[Records from a data source]
- Opening Delimiter -

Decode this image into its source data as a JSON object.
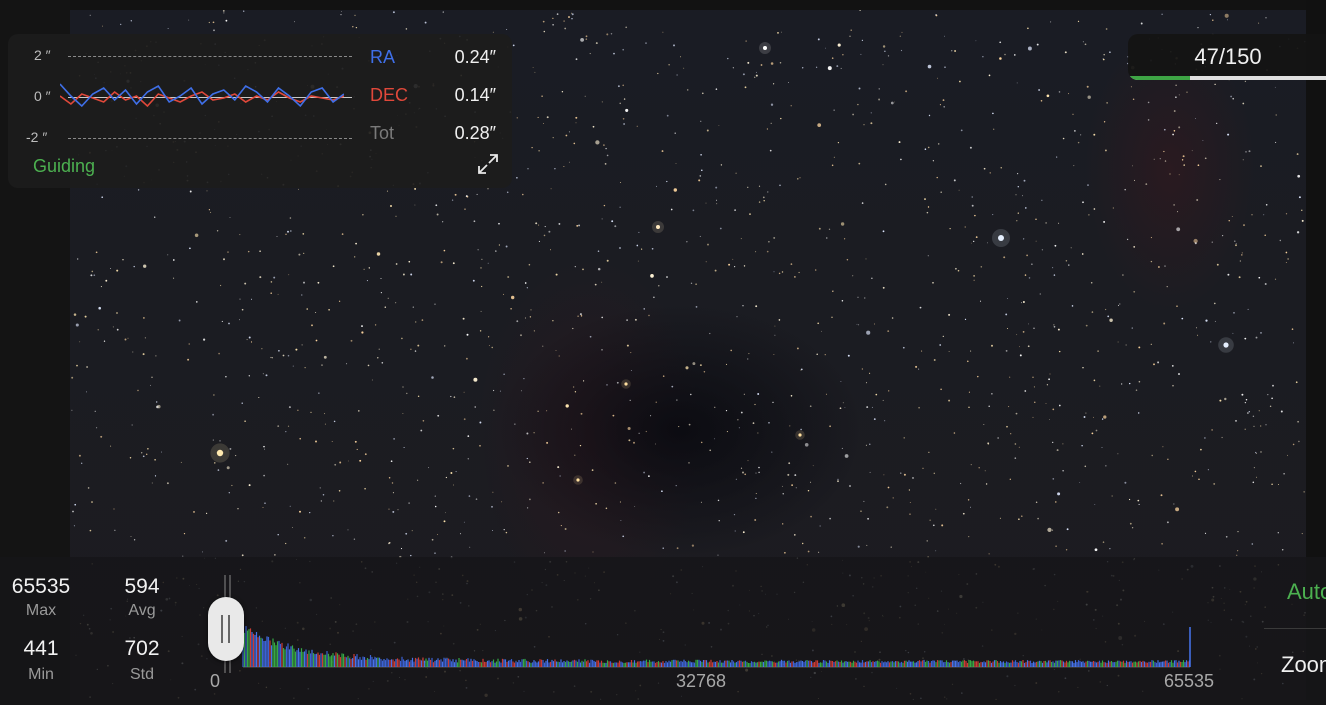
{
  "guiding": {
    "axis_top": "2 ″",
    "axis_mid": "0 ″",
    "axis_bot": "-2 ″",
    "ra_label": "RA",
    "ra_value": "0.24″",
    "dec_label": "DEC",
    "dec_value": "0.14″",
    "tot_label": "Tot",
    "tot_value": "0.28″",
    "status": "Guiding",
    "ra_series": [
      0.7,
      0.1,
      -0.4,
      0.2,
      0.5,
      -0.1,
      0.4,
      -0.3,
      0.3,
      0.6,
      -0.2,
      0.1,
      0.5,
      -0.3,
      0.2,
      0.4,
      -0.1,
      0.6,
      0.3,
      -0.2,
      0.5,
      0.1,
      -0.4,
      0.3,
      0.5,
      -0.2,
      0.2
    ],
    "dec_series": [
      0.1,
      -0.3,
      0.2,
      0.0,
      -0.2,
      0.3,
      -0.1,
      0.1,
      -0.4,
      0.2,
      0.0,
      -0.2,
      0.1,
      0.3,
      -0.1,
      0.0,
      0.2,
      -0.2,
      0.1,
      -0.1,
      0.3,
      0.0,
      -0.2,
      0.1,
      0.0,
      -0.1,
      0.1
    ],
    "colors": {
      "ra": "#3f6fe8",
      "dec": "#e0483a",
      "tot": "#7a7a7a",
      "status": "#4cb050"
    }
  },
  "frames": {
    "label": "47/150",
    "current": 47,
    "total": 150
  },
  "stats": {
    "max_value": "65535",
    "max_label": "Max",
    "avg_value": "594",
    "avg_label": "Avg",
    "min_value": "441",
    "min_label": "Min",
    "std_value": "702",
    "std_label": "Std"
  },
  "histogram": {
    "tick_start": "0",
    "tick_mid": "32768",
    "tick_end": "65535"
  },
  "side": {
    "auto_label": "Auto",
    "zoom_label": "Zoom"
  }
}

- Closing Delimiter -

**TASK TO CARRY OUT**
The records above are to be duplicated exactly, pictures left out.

**YOUR SOLUTION**
Decode this image into its source data as a JSON object.
{
  "guiding": {
    "axis_top": "2 ″",
    "axis_mid": "0 ″",
    "axis_bot": "-2 ″",
    "ra_label": "RA",
    "ra_value": "0.24″",
    "dec_label": "DEC",
    "dec_value": "0.14″",
    "tot_label": "Tot",
    "tot_value": "0.28″",
    "status": "Guiding",
    "ra_series": [
      0.7,
      0.1,
      -0.4,
      0.2,
      0.5,
      -0.1,
      0.4,
      -0.3,
      0.3,
      0.6,
      -0.2,
      0.1,
      0.5,
      -0.3,
      0.2,
      0.4,
      -0.1,
      0.6,
      0.3,
      -0.2,
      0.5,
      0.1,
      -0.4,
      0.3,
      0.5,
      -0.2,
      0.2
    ],
    "dec_series": [
      0.1,
      -0.3,
      0.2,
      0.0,
      -0.2,
      0.3,
      -0.1,
      0.1,
      -0.4,
      0.2,
      0.0,
      -0.2,
      0.1,
      0.3,
      -0.1,
      0.0,
      0.2,
      -0.2,
      0.1,
      -0.1,
      0.3,
      0.0,
      -0.2,
      0.1,
      0.0,
      -0.1,
      0.1
    ],
    "colors": {
      "ra": "#3f6fe8",
      "dec": "#e0483a",
      "tot": "#7a7a7a",
      "status": "#4cb050"
    }
  },
  "frames": {
    "label": "47/150",
    "current": 47,
    "total": 150
  },
  "stats": {
    "max_value": "65535",
    "max_label": "Max",
    "avg_value": "594",
    "avg_label": "Avg",
    "min_value": "441",
    "min_label": "Min",
    "std_value": "702",
    "std_label": "Std"
  },
  "histogram": {
    "tick_start": "0",
    "tick_mid": "32768",
    "tick_end": "65535"
  },
  "side": {
    "auto_label": "Auto",
    "zoom_label": "Zoom"
  }
}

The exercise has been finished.